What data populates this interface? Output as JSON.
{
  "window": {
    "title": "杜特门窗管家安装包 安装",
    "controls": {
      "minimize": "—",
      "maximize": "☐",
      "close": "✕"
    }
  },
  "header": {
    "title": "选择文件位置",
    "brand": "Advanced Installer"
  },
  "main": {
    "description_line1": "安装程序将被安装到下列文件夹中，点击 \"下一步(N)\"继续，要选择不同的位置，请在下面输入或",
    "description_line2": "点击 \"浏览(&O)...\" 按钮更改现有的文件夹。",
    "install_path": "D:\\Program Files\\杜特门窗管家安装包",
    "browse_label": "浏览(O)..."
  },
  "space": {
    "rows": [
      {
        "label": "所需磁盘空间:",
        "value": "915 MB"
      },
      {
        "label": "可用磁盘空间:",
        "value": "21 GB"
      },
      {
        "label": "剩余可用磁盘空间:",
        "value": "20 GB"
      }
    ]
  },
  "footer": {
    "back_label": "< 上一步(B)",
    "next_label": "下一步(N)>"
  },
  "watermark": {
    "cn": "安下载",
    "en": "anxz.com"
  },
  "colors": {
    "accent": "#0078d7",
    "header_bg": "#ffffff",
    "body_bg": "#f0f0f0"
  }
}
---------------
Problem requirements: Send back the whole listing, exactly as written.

Response:
What data populates this interface? Output as JSON.
{
  "window": {
    "title": "杜特门窗管家安装包 安装",
    "controls": {
      "minimize": "—",
      "maximize": "☐",
      "close": "✕"
    }
  },
  "header": {
    "title": "选择文件位置",
    "brand": "Advanced Installer"
  },
  "main": {
    "description_line1": "安装程序将被安装到下列文件夹中，点击 \"下一步(N)\"继续，要选择不同的位置，请在下面输入或",
    "description_line2": "点击 \"浏览(&O)...\" 按钮更改现有的文件夹。",
    "install_path": "D:\\Program Files\\杜特门窗管家安装包",
    "browse_label": "浏览(O)..."
  },
  "space": {
    "rows": [
      {
        "label": "所需磁盘空间:",
        "value": "915 MB"
      },
      {
        "label": "可用磁盘空间:",
        "value": "21 GB"
      },
      {
        "label": "剩余可用磁盘空间:",
        "value": "20 GB"
      }
    ]
  },
  "footer": {
    "back_label": "< 上一步(B)",
    "next_label": "下一步(N)>"
  },
  "watermark": {
    "cn": "安下载",
    "en": "anxz.com"
  },
  "colors": {
    "accent": "#0078d7",
    "header_bg": "#ffffff",
    "body_bg": "#f0f0f0"
  }
}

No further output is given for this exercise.